Symphonie fantastique, Op. 14
Related Artists/CompaniesHector Berlioz
National Symphony Orchestra: Christoph Eschenbach, conductor: Tzimon Barto, piano, plays Rihm's Piano Concerto / Works by Berlioz & Dvorák - Jan. 15 - 17, 2015
Known for "brilliant fireworks" (Washington Post), Tzimon Barto plays a U.S. premiere NSO co-commissioned piano concerto by Wolfgang Rihm. Also on the program: Berlioz's Symphonie fantastique and Dvorák's Carnival Overture.
National Symphony Orchestra: Beyond the Score: Berlioz's Symphonie fantastique - Fri., Jan. 16, 2015, 8:00 PM
For aficionados and newcomers alike, this concert uses actors, narration, music excerpts, and projected visuals to share captivating stories behind Berlioz's masterful symphony, followed by a full performance of the work.
About the Work
Berlioz' rapid development as a composer came from his keen receptivity to outside influences. Certain artistic encounters, such as his discoveries of Faust and Beethoven symphonies, left indelible imprints on his music. One particular evening that marked a sea change came in 1827, when he first experienced Shakespeare through a production of Hamlet. In future years, Berlioz would write much music on Shakespearean themes, but the immediate impact was more personal: Berlioz left the theater smitten with Harriet Smithson, the Irish actress who played Ophelia.

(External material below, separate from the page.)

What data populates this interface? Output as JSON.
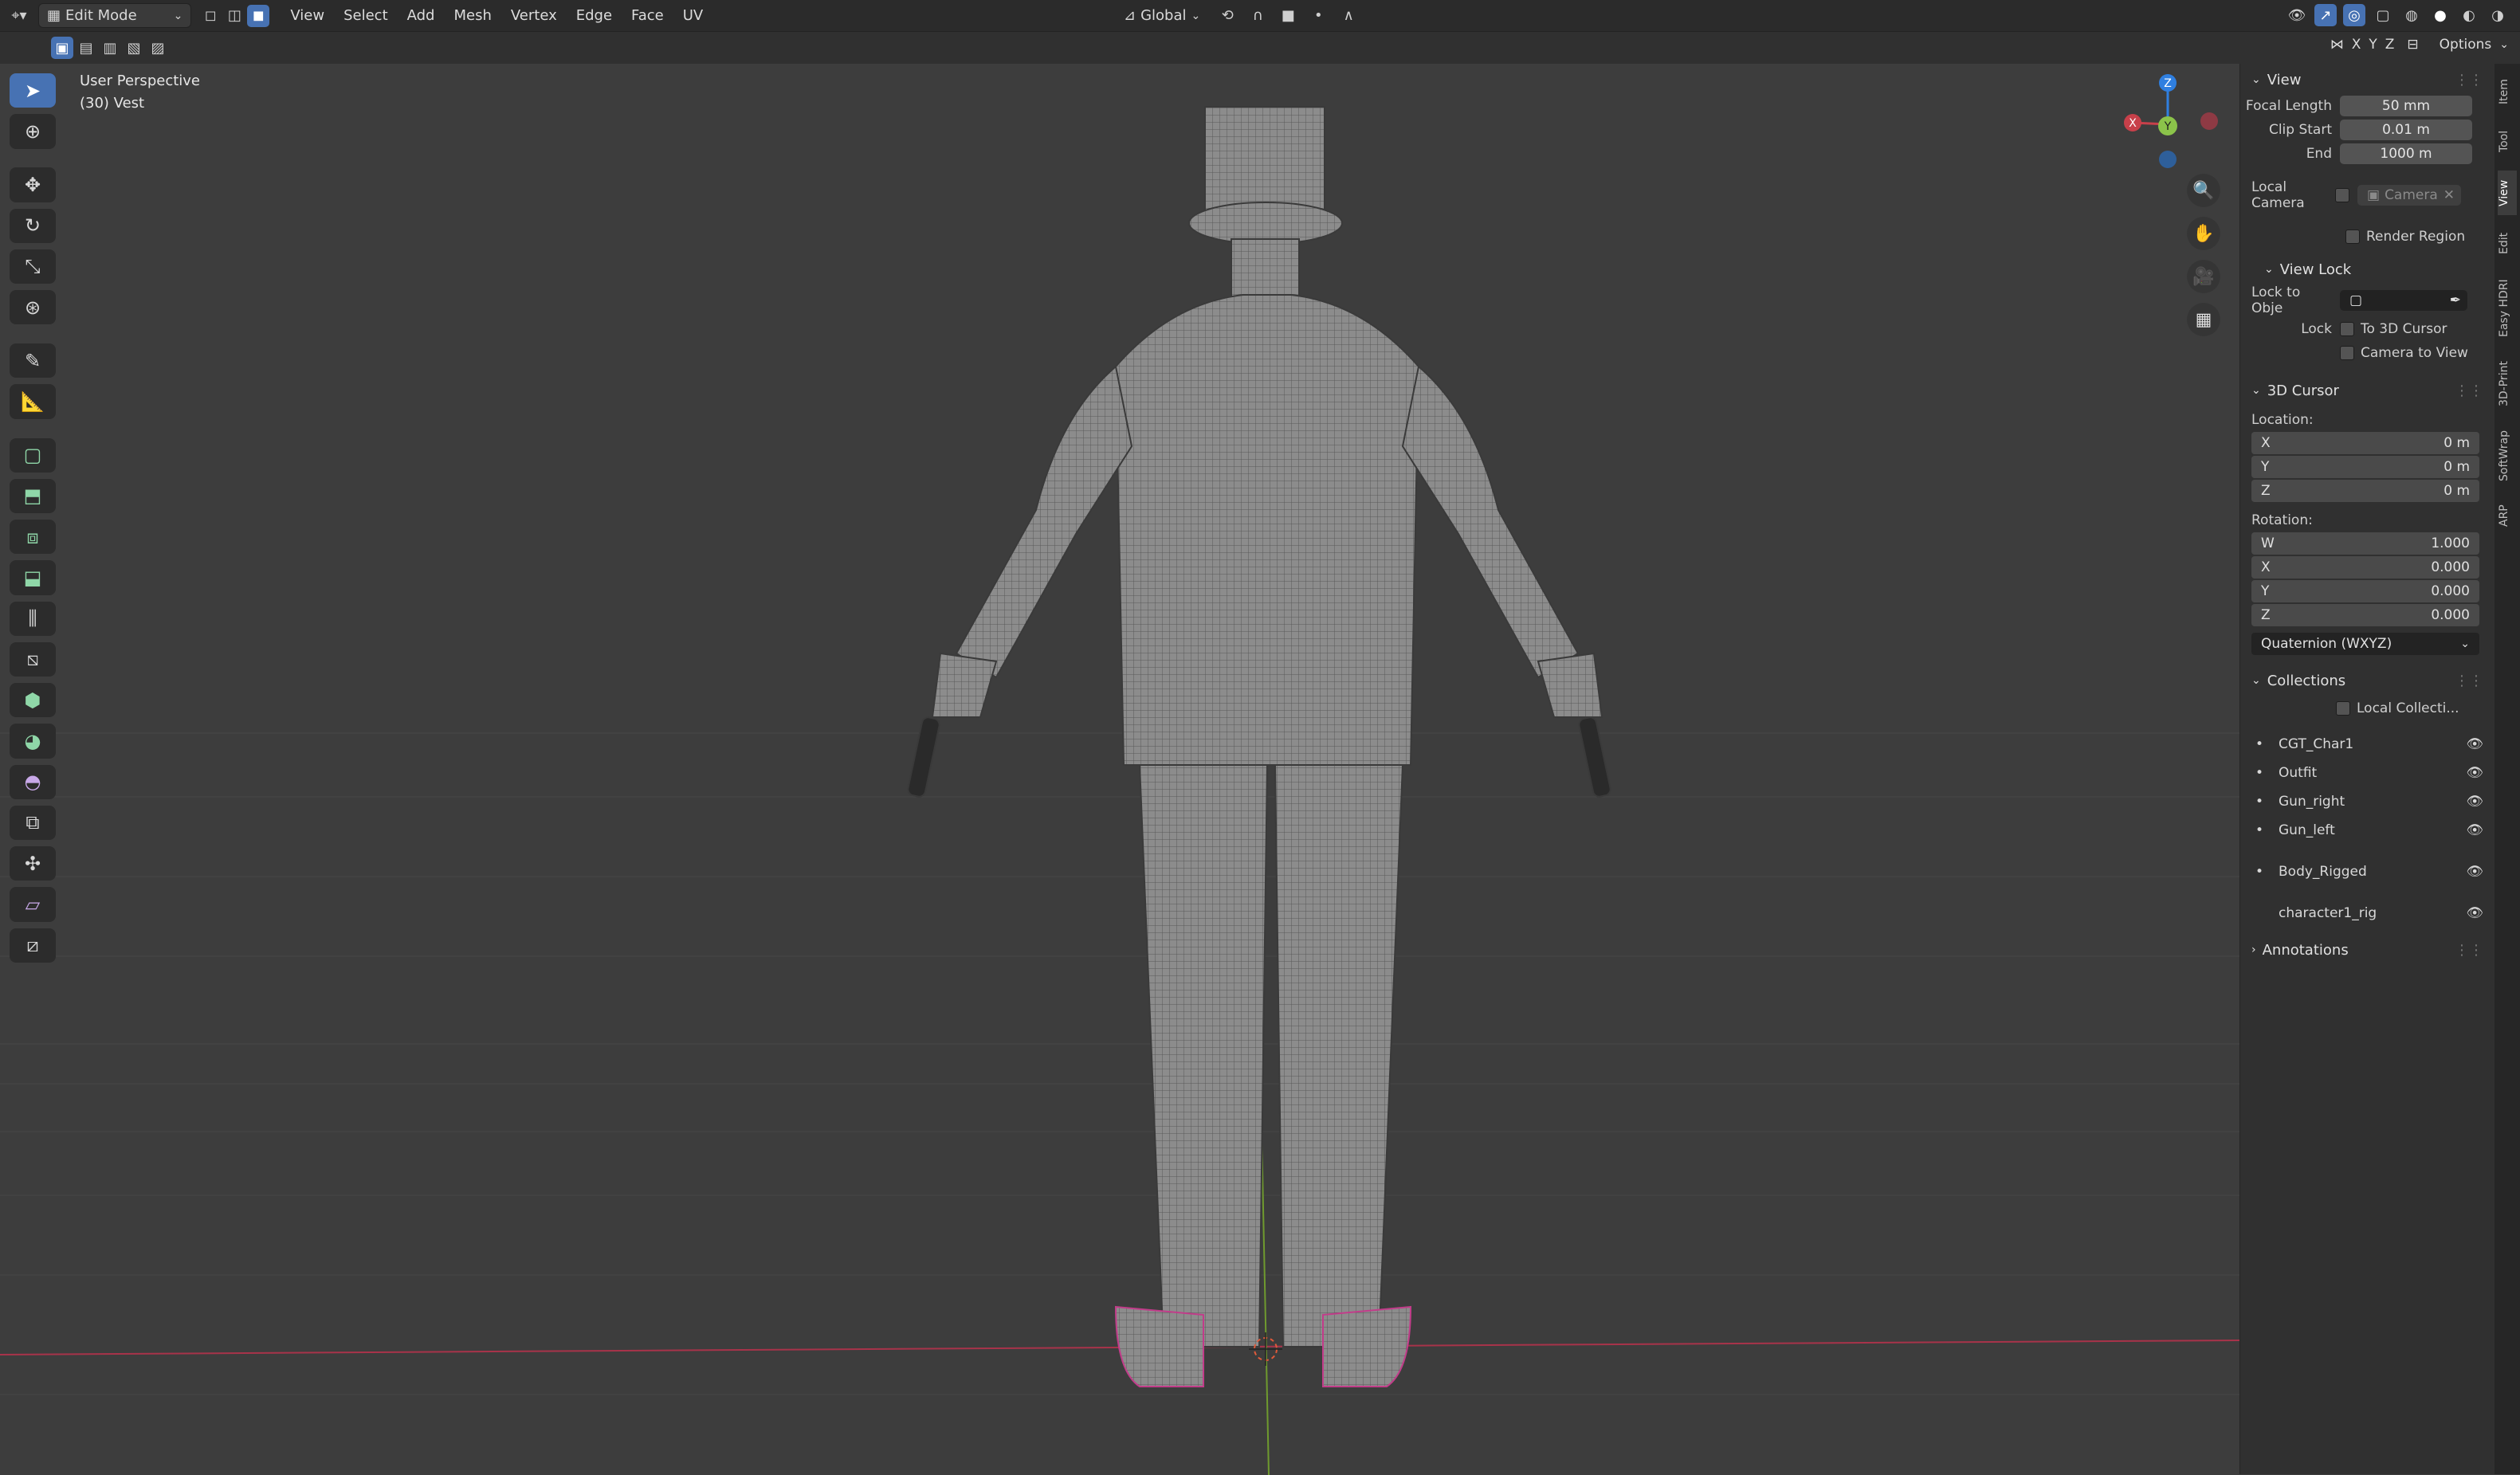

Berlioz' obsession soured by 1830, at which point personal suffering became creative fodder. Expanding from the model of Beethoven's Symphony No. 6, with its "pastoral" program, Berlioz conceived a symphony built around a dramatic tale of failed romance. This work's true title was An Episode in the Life of an Artist – Symphonie fantastique was the subtitle – and its explicit link between instrumental music and a narrative story marked the birth of a new genre. To support this programmatic format, Berlioz stretched the symphony to new extremes of structure (using five movements), thematic unity (with one idée fixe appearing throughout), and instrumentation (incorporating recent inventions such as valve trumpets and ophicleides, and doubling the harp and timpani). The radical work debuted in 1830 at the Paris Conservatoire, and it caused such a stir that the school's director, Luigi Cherubini, struck Berlioz from the registry of students.
Berlioz' own program note describes the symphony's narrative in detail. He introduces "a young musician of morbid disposition and powerful imagination" – a plain surrogate for Berlioz – who "poisons himself with opium in an attack of despairing passion." In the ensuing opium dream, "the beloved herself appears to him as a melody, ... an obsessive idea that he keeps hearing wherever he goes." The first movement, titled Daydreams – Passions, "recalls the sickness of the soul, the flux of passion, the unaccountable joys and sorrows he experienced before he saw his beloved; then the volcanic love she suddenly inspired in him, his delirious raptures, his jealous fury, his persistent tenderness, his religious consolations." The beloved's idée fixe enters about five minutes into the form, stated by violins and flute, and sparks a flight of passion.
Next, the artist attends A Ball, and Berlioz sets the scene with a flowing waltz. In The Scene in the Country, the artist "broods on his loneliness," contemplating "two shepherds" (a dialogue of English horn and oboe) and later the "distant sound of thunder" (played by the timpani). The fantastical nature of the work emerges in the March to the Scaffold, in which the artist "dreams that he has killed his beloved, that he is condemned, led to the scaffold and is witnessing his own execution." At the end, a whiff of the beloved's idée fixe from the clarinet is silenced by the startling crash of the guillotine, followed by mocking peals of major triads. The macabre final chapter is the Dream of a Witches' Sabbath, featuring "a hideous gathering of shades, sorcerers and monsters of every kind who have come together for [the artist's] funeral." Berlioz depicts "strange sounds, groans, outbursts of laughter" with diabolical orchestral effects, and introduces a terrifying quotation of the Dies Irae (Days of Wrath) plainchant melody.
The Symphonie fantastique is a rare leap forward in music, an achievement that is almost inconceivable from a 26-year-old student, working a country with little symphonic tradition, and coming only six years after Beethoven's Ninth Symphony. Berlioz followed with many more masterful orchestral scores, and his treatise on instrumentation is still essential reading for aspiring composers. The late-blooming Berlioz turned out to be a new breed of virtuoso, one whose "instrument" was the orchestra.